some Limits

*To*: mathgroup at smc.vnet.net*Subject*: [mg25794] some Limits*From*: Otto Linsuain <linsuain+ at andrew.cmu.edu>*Date*: Wed, 25 Oct 2000 03:53:50 -0400 (EDT)*Sender*: owner-wri-mathgroup at wolfram.com

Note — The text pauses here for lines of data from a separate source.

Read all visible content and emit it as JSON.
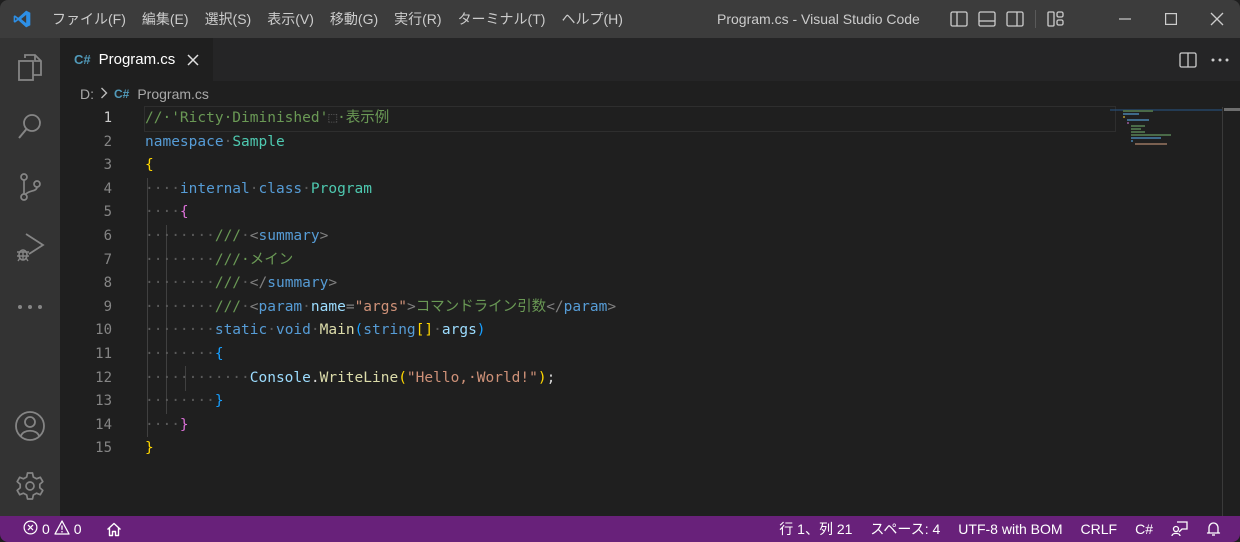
{
  "titlebar": {
    "menu": [
      "ファイル(F)",
      "編集(E)",
      "選択(S)",
      "表示(V)",
      "移動(G)",
      "実行(R)",
      "ターミナル(T)",
      "ヘルプ(H)"
    ],
    "window_title": "Program.cs - Visual Studio Code"
  },
  "activity_bar": {
    "items": [
      "explorer-icon",
      "search-icon",
      "source-control-icon",
      "run-debug-icon",
      "more-icon"
    ],
    "bottom_items": [
      "account-icon",
      "settings-gear-icon"
    ]
  },
  "tabs": [
    {
      "language_badge": "C#",
      "label": "Program.cs",
      "active": true
    }
  ],
  "breadcrumb": {
    "drive": "D:",
    "language_badge": "C#",
    "file": "Program.cs"
  },
  "editor": {
    "line_numbers": [
      "1",
      "2",
      "3",
      "4",
      "5",
      "6",
      "7",
      "8",
      "9",
      "10",
      "11",
      "12",
      "13",
      "14",
      "15"
    ],
    "active_line": 1,
    "lines": {
      "l1_comment": "//·'Ricty·Diminished'",
      "l1_fullwidth_space": "⬚",
      "l1_comment_end": "·表示例",
      "l2_namespace_kw": "namespace",
      "l2_namespace_name": "Sample",
      "l3_brace": "{",
      "l4_internal": "internal",
      "l4_class": "class",
      "l4_classname": "Program",
      "l5_brace": "{",
      "l6_doc": "///",
      "l6_tag": "summary",
      "l7_doc": "///·メイン",
      "l8_doc": "///",
      "l8_tag": "summary",
      "l9_doc": "///",
      "l9_tag": "param",
      "l9_attr": "name",
      "l9_value": "\"args\"",
      "l9_text": "コマンドライン引数",
      "l9_endtag": "param",
      "l10_static": "static",
      "l10_void": "void",
      "l10_main": "Main",
      "l10_string": "string",
      "l10_brackets": "[]",
      "l10_args": "args",
      "l11_brace": "{",
      "l12_console": "Console",
      "l12_writeline": "WriteLine",
      "l12_string": "\"Hello,·World!\"",
      "l13_brace": "}",
      "l14_brace": "}",
      "l15_brace": "}"
    }
  },
  "statusbar": {
    "errors": "0",
    "warnings": "0",
    "cursor_position": "行 1、列 21",
    "indentation": "スペース: 4",
    "encoding": "UTF-8 with BOM",
    "eol": "CRLF",
    "language": "C#"
  },
  "colors": {
    "statusbar_bg": "#68217a",
    "titlebar_bg": "#3c3c3c",
    "editor_bg": "#1f1f1f",
    "activitybar_bg": "#333333",
    "csharp_badge": "#519aba"
  }
}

Hi all. I find the following results rather alarming. As you probably know the Hypergeometric2F1[a,b,c,z] has a branch cut for z > 1. The function is real for real a,b,c and z < 1; but picks up an imaginary part for z > 1. The function satisfies the Shwartz (spelling?) reflection principle: 2F1[a,b,c,Conjugate[z]] = Conjugate[2F1[a,b,c,z]] for real a,b,c. This works fine in Mathematica, but look what happens when you try to find the Limits when z approaches the real axis from above and from below to some value larger than one. The results of Limits are compared with the results of evaluating slightly off the axis: In[32]:= {a, b, c, z} = {0.7, 1.8, 2.1, 2.4}; Hypergeometric2F1[a, b, c, z] {Limit[Hypergeometric2F1[a, b, c, z + I x], x -> 0, Direction -> -1], Hypergeometric2F1[a, b, c, z + I 0.000001]} {Limit[Hypergeometric2F1[a, b, c, z - I x], x -> 0, Direction -> -1], Hypergeometric2F1[a, b, c, z - I 0.000001]} Out[33]= -0.386677 - 0.923346 I Out[34]= {-0.386677 - 0.923346 I, -0.386677 + 0.923346 I} Out[35]= {-0.386677 - 0.923346 I, -0.386677 - 0.923346 I} As you see, evaluating just at z=2.4 gives the same answer as evaluating slightly below (a little awkward but OK)which gives the same answer as taking the limit from below (OK) Which SHOULD NOT be the same as taking the limit from above!! Evaluating slightly above gives the right answer: the complex conjugate of evaluating slightly below. Well I guess Mathematica is not taking the Limit, but merely evaluating at the point. Quite a shame! By the way, I just tried NLimit and it gives correct answers, i.e. a positive sign for the imaginary part of the first entry in Out[34] above, as it should. Otto Linsuain.